It turns out I’m the perfect target audience for Victorian Bakers, having enjoyed The Great British Bake-Off, become a keen home bread-baker, and once spent a year learning about Victorian Britain (1984, the last year you could take Late British History at higher school certificate level in Tasmania). I quite enjoy a bit of food history, too, and visiting National Trust properties, and watching BBC documentaries. So it all comes together nicely, unlike some of the loaves the four bakers on the programme attempted. I’m looking forward to next week’s instalment where they start adulterating their loaves with chalk and alum.
Out of curiosity, I looked around for some online reviews. The Independent’s is bizarre, as it seems to assume that the show is Bake-Off, with “contestants” and a lack of “drama” or “nail-biting tension”. The Radio Times says much the same, criticising “any kind of show involving members of the public having a go at something that requires skill”, completely ignoring that the four are professional bakers (one employs 200 people, while another comes from a long line of bakers); when they say that the old methods are hard work, it really means something. Plus the reviewer keeps repeating that “it’s just bread”, ignoring the fact that any viewers who weren’t professionally required to watch it would be doing so because they don’t see it as “just bread”. The only review that did the show justice was from the Daily Mail.
Unlike freshly-baked bread, you wouldn’t want too much of it—three episodes seems like the right amount—but it’s a worthwhile bit of telly. The only disappoinment is that, because it isn’t Bake-Off, the BBC website doesn’t have its recipes for beer-barm bread, Coburg loaves, and the delicious 50/50 Chalky Alum Loaf.

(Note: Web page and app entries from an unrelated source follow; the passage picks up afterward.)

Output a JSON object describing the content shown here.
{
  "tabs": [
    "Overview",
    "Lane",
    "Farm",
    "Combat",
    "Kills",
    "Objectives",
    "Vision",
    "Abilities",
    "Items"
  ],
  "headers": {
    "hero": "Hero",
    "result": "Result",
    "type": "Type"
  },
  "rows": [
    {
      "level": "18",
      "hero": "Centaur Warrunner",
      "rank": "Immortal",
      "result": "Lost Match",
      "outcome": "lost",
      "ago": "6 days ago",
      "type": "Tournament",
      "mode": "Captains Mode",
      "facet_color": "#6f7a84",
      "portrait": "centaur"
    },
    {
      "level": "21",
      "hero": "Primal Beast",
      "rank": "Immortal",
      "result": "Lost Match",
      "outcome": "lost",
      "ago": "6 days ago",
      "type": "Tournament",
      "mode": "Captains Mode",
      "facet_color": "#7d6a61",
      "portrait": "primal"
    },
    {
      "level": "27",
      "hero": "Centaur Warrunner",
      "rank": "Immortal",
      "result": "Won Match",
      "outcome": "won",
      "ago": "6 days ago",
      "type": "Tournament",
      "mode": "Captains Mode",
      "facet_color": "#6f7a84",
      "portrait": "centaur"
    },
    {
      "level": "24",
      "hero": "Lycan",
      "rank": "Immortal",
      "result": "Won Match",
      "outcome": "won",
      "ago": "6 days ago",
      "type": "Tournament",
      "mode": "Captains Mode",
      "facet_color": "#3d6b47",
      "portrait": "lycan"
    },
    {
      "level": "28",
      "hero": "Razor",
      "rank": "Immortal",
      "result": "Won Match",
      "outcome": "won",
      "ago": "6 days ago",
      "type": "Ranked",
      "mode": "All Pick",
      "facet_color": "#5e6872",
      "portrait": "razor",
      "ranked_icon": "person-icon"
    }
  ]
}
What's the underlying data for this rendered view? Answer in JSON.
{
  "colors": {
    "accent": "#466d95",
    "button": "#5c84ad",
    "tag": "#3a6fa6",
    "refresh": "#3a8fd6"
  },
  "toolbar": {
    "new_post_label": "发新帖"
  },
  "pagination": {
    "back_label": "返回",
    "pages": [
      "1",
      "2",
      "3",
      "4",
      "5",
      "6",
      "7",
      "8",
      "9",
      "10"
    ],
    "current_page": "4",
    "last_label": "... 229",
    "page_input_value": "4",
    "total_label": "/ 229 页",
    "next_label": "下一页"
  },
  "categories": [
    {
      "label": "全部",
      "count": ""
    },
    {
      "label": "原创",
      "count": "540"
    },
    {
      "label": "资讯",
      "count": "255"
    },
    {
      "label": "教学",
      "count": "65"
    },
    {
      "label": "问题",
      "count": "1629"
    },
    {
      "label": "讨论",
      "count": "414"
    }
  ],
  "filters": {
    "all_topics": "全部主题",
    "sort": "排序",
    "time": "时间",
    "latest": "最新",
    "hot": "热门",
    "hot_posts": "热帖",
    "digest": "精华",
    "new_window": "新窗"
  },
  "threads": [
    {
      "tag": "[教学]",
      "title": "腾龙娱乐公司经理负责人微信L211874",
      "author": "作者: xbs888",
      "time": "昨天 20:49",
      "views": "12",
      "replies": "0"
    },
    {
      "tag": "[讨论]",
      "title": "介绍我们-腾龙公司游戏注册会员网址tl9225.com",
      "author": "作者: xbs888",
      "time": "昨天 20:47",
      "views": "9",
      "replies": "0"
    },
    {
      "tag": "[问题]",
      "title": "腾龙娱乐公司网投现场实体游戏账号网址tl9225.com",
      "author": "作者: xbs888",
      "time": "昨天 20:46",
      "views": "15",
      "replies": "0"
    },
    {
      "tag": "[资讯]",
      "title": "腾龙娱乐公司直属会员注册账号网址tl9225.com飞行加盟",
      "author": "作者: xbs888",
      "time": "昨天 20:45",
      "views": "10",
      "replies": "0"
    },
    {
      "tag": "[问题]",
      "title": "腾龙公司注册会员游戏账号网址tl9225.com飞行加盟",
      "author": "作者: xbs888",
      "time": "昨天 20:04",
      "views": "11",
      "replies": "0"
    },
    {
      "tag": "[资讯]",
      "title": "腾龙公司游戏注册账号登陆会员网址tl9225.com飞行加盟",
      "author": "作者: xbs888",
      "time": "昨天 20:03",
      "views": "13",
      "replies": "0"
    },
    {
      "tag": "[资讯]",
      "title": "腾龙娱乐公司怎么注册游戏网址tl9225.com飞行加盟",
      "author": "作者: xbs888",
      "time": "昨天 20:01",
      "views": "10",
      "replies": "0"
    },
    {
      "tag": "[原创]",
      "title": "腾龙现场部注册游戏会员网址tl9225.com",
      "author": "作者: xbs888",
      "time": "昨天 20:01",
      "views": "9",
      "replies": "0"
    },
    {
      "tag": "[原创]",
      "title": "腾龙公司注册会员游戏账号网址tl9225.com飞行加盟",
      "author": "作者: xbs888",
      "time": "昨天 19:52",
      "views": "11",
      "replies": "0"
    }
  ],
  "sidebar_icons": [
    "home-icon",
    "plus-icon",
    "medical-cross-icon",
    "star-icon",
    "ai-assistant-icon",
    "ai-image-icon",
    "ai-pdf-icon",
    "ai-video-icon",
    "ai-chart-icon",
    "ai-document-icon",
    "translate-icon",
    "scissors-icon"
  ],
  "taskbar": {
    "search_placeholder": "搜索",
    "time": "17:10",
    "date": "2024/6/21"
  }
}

The chalk and alum loaves on episode 2 were just as satisfyingly grim as I’d hoped.
Added by Rory on 14 January 2016.